    • #3
      Ours really was just the cost of the concrete (somewhere in the vicinity of 2 yards), some gravel (probably at least a ton- we already had a pile-for under the concrete and the drain lines), the drain itself ($20)and some perforated pipe. We had re-bar for the concrete and lumber laying around for forms, and we already owned the concrete tools (bullfloat, mags, trowels, edger).

      Mine is a private barn, and the wash rack isn't used a lot. We ran the pipe downhill to a dry well. We could have run it to the septic tank, but I don't like to dig up septics any more than absolutely necessary! Haven't had any problems with it. When I'm not using it regularly, I duct tape most of the top grate of the drain to keep hair/dirt/sawdust out.

      Around here, the minimum load of concrete is 3 yards. You have to pay for three even if you only need two, so we had something else formed up to use the remaining concrete. If you have nobody with experience to help with concrete, don't attempt it on your own. Besides being a lot of physical work, concrete can be finicky. A few years ago, DH and a friend and I poured a wash rack/tack room slab for another friend. As we were all sitting there on buckets, drinking beer and looking at the concrete, she finally couldn't stand it anymore and said "I know I don't know anything, but what are you all doing?". We just chuckled and told her we were just waiting for the slab to be ready to "work".


      • #4
        Plan! Plan! Plan! where is the water is going to go? Especially in wet weather and cold weather. Do a percolation test. I've seen so many wash racks surrounded by mushy, muddy, mess. Check to see if you need building permits so you don't get a fine, or Stop Work order.


        • #5
          You'll probably have to pay a minimum load fee for the gravel, too. Ours here is $15, and none of our rock is that much per ton.
          It's a small world -- unless you gotta walk home.


          • #6
            I know a friend just wanted to do the drain field since it is just her private barn and her county required a septic.

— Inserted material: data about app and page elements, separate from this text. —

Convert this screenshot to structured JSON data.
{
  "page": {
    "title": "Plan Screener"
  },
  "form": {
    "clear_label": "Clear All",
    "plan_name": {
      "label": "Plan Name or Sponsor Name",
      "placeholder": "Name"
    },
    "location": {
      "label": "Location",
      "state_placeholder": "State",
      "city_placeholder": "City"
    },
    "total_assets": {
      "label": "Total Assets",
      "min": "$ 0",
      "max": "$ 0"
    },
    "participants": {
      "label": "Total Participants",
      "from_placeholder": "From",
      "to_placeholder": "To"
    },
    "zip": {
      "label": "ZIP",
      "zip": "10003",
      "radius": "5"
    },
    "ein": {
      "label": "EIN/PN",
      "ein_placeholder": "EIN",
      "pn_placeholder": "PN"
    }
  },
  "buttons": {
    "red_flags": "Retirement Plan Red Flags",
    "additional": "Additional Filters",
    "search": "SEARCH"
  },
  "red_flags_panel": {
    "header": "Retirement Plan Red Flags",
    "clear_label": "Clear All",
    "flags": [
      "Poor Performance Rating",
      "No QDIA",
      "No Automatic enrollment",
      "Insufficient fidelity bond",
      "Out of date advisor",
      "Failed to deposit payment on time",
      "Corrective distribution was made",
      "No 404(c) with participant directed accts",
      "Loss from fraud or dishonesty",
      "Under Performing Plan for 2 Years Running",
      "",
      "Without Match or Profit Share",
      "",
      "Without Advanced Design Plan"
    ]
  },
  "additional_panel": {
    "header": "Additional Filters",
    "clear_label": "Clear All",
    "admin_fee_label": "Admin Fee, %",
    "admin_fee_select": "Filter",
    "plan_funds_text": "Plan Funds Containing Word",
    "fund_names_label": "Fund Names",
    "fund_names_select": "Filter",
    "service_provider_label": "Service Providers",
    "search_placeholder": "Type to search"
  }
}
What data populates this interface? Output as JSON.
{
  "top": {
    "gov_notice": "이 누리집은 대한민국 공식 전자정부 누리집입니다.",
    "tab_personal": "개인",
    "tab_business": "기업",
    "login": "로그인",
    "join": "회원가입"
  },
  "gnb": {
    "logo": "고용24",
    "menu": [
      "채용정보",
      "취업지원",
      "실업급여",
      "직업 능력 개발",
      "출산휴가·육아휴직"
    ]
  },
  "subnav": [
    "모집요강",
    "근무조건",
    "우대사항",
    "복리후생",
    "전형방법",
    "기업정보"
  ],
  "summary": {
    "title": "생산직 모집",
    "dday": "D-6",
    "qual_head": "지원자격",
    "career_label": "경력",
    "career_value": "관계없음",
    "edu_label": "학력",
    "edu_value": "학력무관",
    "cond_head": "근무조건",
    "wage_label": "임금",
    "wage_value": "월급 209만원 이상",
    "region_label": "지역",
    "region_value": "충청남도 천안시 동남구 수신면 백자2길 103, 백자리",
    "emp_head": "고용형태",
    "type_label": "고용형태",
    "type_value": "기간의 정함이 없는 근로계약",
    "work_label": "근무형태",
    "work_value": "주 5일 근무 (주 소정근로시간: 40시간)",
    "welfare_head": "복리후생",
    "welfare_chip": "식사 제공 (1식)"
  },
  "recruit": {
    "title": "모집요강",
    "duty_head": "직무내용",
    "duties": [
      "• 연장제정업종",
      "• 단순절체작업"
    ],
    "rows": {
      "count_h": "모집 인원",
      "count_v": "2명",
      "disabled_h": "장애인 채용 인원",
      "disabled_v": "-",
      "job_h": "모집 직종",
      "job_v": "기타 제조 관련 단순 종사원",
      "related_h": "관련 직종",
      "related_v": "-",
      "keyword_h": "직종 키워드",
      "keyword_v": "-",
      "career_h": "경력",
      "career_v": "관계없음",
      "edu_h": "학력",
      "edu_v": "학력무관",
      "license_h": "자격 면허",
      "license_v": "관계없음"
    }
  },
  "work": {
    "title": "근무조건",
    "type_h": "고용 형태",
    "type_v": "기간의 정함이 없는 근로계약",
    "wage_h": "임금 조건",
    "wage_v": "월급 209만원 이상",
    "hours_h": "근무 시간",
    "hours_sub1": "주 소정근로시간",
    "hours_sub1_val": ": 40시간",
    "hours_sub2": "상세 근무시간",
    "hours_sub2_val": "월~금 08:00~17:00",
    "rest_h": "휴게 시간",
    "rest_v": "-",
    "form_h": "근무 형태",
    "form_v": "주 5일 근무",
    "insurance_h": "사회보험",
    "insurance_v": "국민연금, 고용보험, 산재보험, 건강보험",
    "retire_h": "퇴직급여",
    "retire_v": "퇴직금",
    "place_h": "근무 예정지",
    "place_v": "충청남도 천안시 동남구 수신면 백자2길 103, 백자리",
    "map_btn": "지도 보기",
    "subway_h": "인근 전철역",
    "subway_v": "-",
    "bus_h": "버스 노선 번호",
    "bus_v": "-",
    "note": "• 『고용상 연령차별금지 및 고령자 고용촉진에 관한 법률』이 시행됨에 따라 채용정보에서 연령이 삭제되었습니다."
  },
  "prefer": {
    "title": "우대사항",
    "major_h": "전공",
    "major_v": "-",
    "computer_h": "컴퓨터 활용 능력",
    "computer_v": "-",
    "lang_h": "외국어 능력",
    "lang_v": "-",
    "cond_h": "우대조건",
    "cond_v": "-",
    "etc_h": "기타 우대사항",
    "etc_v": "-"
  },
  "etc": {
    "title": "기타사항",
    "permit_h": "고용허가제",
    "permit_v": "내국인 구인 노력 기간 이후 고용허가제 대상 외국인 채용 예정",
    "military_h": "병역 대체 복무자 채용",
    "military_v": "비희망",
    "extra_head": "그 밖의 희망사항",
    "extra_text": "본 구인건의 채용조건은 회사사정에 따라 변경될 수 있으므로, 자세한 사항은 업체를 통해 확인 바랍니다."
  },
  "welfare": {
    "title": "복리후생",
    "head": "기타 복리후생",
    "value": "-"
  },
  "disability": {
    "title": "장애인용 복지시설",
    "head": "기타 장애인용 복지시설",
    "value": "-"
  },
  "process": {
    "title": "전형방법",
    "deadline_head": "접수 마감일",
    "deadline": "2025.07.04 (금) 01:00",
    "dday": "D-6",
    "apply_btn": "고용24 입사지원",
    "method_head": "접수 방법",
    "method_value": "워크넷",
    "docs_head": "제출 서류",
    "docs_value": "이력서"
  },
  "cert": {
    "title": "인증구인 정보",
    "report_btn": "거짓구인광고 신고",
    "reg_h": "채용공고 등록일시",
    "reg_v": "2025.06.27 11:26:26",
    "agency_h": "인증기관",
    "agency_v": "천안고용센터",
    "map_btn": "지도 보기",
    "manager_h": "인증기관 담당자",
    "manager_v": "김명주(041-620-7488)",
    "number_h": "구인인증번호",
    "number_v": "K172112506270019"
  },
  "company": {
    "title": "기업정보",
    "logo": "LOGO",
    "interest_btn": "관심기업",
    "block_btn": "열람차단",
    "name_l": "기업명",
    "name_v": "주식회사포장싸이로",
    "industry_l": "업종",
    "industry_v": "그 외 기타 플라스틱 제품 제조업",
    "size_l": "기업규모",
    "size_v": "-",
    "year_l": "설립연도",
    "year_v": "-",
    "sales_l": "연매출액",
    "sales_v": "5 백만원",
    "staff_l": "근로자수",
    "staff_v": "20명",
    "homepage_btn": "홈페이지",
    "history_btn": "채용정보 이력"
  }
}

Which was a big bummer for her, and suprised me because she is zoned agricultural and not really a "city" farm (as those seem to have much more rules to follow). So do check your regulations.
            DIY Journey of Remodeling the Farmette: http://weownblackacre.blogspot.com/


            • #7
              Just make sure you have adequate drainage and the concrete is sloped correctly towards the drain. My wash stall can only handle one horse every couple of hours. I didn't build it, it came with the barn.

              I have stall mats in the wash stall, cut a piece out for the drain, which helps with drainage. I replace the plug when I'm not using it for washing.